> TASK: Within this material, how many lines have the string "home" in them? The answer is a number, with nothing added.

--- SOURCE DATA Enclosed Below ---

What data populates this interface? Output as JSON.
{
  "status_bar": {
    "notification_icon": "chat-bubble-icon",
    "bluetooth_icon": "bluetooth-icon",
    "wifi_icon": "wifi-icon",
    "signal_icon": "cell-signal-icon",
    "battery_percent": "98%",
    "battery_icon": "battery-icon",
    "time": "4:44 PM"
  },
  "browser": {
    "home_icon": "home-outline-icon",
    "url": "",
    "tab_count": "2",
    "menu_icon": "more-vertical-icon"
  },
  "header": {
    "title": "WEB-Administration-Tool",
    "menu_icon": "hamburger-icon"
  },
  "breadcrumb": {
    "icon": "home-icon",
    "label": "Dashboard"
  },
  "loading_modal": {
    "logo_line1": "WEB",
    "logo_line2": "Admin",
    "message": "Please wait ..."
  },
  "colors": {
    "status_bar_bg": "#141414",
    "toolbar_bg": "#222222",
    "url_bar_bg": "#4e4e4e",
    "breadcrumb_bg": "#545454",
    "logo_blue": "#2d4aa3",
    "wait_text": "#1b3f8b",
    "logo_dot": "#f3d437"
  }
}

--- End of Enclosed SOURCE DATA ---

> SOLUTION TO THE EXERCISE: 2